Reading and Discussion Questions
Anne Higonnet, Pictures of Innocence
1. Higonnet introduces her book by pointing out that pictures of children
generate a lot of anxiety today. Why does she think so? Do you agree with
2. What does she mean by the “Romantic” ideal of childhood?
How does this differ from “Knowing” childhood?
3. “Pictures are a form of ideas, not reality.” (14) Why
does the difference between representation and reality matter so much
to Higonnet? Do you agree with her definition of pictures and her understanding
of what they do (and what they don’t do)? What do you believe about
the relationship between images and behaviors?
4. What basic point is the author making about innocence?
5. List several genres of visual representation that were common among
19th century artists who depicted children. What do they have in common?
How did they advance the ideal of Romantic Childhood?
6. Why is it important that many of the artists who gravitated toward
images of children were women?
7. Why is it important that pictures of children were a commercially
viable art form that appealed to a growing consumer market?
8. Is there a relationship between romanticizing images of children and
9. Did photography accomplish something that painting and illustration
did not? If so, what do you think it was? Compare the recent work of Betsy
Cameron and Anne Geddes to the 19th and early 20th-century artists described
in the book.
10. Higonnet contends that family snapshots are significant forces shaping
childhood and that they are governed by many of the same rules that govern
professional visual representations. What are these rules? Do you agree?
11. Why does Higonnet argue that photography was the form of visual representation
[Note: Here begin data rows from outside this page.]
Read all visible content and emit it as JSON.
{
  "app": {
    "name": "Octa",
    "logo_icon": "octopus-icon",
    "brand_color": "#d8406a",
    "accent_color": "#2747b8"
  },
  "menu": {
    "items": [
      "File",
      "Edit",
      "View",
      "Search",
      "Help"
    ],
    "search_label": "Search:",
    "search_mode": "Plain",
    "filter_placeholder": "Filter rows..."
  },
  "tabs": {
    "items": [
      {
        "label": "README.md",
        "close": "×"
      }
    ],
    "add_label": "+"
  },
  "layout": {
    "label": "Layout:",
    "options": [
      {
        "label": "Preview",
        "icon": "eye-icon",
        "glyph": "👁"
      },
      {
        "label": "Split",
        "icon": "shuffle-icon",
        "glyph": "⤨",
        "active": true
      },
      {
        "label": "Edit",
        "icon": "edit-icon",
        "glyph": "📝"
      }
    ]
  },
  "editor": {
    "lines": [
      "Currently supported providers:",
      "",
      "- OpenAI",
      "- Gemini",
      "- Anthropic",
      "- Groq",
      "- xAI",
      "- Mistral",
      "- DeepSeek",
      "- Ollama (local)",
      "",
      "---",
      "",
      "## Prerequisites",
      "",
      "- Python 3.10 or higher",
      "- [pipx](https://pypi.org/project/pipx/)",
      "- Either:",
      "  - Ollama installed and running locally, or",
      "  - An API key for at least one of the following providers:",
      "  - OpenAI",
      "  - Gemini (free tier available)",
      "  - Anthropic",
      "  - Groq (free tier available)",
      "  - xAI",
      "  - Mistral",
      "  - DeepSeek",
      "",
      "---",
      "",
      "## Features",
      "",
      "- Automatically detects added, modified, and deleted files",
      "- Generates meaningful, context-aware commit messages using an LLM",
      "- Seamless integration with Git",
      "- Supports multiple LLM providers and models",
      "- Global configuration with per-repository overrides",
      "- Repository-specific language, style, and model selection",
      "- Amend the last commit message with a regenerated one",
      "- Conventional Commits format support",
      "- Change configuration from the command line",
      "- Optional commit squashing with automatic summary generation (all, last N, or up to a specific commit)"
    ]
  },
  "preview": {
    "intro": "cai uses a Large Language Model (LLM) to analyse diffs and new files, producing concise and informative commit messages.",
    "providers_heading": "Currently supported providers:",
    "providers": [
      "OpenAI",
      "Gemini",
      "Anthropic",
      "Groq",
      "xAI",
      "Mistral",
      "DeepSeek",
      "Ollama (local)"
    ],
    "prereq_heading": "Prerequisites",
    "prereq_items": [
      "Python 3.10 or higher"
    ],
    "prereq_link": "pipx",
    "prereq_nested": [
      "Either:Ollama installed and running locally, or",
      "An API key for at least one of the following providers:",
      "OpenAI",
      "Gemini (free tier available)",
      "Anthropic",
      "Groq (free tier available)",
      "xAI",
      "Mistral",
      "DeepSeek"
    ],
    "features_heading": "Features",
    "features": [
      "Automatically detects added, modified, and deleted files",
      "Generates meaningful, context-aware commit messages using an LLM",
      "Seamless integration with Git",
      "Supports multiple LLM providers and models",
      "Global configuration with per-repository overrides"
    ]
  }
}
with the capacity to challenge (as well as uphold) Romantic Childhood?
12. Do you think that Lewis Carroll’s pictures of little girls
looked different to 19th-century viewers than they do to you? Why or why
13. How has ethnographic photography changed the picture of childhood?
14. What factors do you think are most responsible for the increasing
sexualization of children in pictures? How do you feel about this development?
Does it have advantages as well as disadvantages? Does it suggest that
children can be powerful as well as vulnerable?
15. Higonnet points out that the paradox of Romantic Childhood is that
“children could only become desirable if they were genuinely believed
to be innocent.” (132) Explain.
16. Higonnet’s chapter on child pornography suggests that a movement
to police picture has turned many parents and policymakers away from “real”
child abuse during the past two decades. Do you agree? What relationship
do you think exists between pictures that sexualize children and the abuse
of children? Explain your thinking.
17. What is Higonnet’s solution to the problem of balancing freedom
of speech against the protection of children? What is yours?
18. What do you think of the cases of parents (like Alice Sims) who were
arrested under child pornography laws for pictures taken of their own
19. What is the significance of Knox v. United States?
20. “The most effective protection of children is law that targets
actions.” (188) Why does Higonnet think so? What do you think?
21. Do you think a new childhood ideal is coming into being? Do Sally
Mann’s pictures point in that direction? If so, how?
22. What does the end of Romantic Childhood have to do with the shifting
borders between public and private?